According to local media reports the city failed to prove the Hyatts were bothering anyone. They didn’t present a single neighbor to testify against them nor proof the event increased trash or traffic in the area.

Texas County Votes Against Atheist Christmas Display

Texas County Votes Against Atheist Christmas Display

A county in Texas denied a petition from an atheist group who wanted to place their own banner next to a Nativity scene at the county courthouse there at Christmas.

The banner was displayed in the courtroom before discussion started.

It read, from top to bottom, the Facebook symbol, then “/KerrvilleFreeThought, Happy Winter Solstice, At this season of the Winter Solstice, we celebrate the Birth of the Unconquered Sun – the TRUE reason for the season. As Americans, let us also honor the birth of our Bill of Rights, which reminds us there can be no freedom OF religion, without freedom FROM religion in government. Freedom From Religion Foundation, FFRF.org.

Pastor Greg Young of Kerrville asked to speak at the start of the regular meeting as he had a live radio show to broadcast at 11 a.m. and commissioners agreed.

Young said FFRF “preys upon small communities like Kerrville” saying the organization’s founder “has absolute disdain for Christianity.” He told a story to say allowing this one request would lead to multiple unwanted actions in the future, eventually pushing out current beliefs and values.

About 200 people were in the district courtroom, standing room only, by 11:20 a.m. when commissioners moved upstairs. Pollard had about a dozen speaker forms, offered one more chance for those, warned he expected order in the room, then called on Whitsett.

In case attendees hadn’t seen the photo of this banner in the agenda packet, Pollard helped Whitsett unroll and display it; and again said Whitsett asked to display the banner, and didn’t ask to block the Nativity scene.

Whitsett said, “I ask only that this banner be put up, and I would rather the other Manger Scene be put up, too. I think Christmas is a fine time to celebrate our Bill of Rights which was ratified near that season,” adding the FFRF Facebook page invites atheists and agnostics to take part in discussions. “We only want equal treatment,” Whitsett said.

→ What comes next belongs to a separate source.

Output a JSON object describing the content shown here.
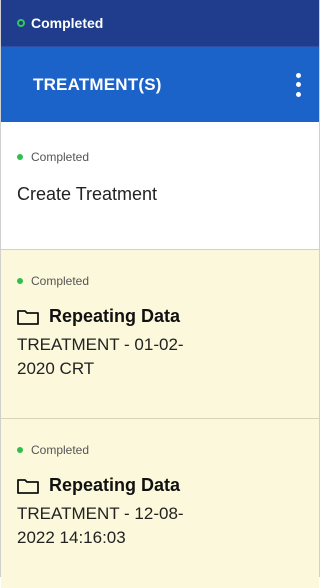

The audience was mostly quiet, with a few audible “Amens” and supporting short comments. Every speaker opposed Whitsett’s request, and was applauded by the crowd.

Pam Wood called FFRF perhaps new to Kerrville but known elsewhere as an anti-religion group. She cited a definition of “free thinkers” by that group, saying they specifically mention Christians and Jews, making their argument for freedom from religion “disingenuous.” “They want a refusal because it suits their beliefs and allows them to go to court.”

Kenny Bledsoe said he’s a church-goer, and if this banner was allowed, it would be a foot in the door to Christianity in general for the FFRF. “They have the right to worship as they please, but I am opposed to putting this banner anywhere in Kerr County.”

Pastor Del Way of Calvary Temple Church said, “The problem is, they claim freedom from religion, but they want to do it on our holiday. I oppose this, especially on the courthouse square. We believe they are trying to take over our religion.” Way said he had more than 1,000 signatures on petitions from his church, and told Whitsett, “Leave us alone. Get your own holiday.”

John Hammack said America has been a nation under God since Columbus arrived; and asked commissioners “not to let some pagan atheist take Christ out of Christmas,” historically set Dec. 25.
Patricia Carson declared her faith in Jesus, and said it’s His birthday that’s celebrated. “If these other people want a special day, they need to get another special day.”

Starting with Buster Baldwin, commissioners said they are representative of citizens in their precincts, and hired to take care of citizens’ business. “That’s why there’s a ‘no’ vote from me,” Baldwin said.

One by one, Tom Moser, Judge Tom Pollard, Jonathan Letz and Bob Reeves said they agreed. Moser suggested the actual winter solstice Dec. 21 might be a better date, and protests from the audience were quickly quieted. Commissioners voted 5-0 to deny Whitsell’s request.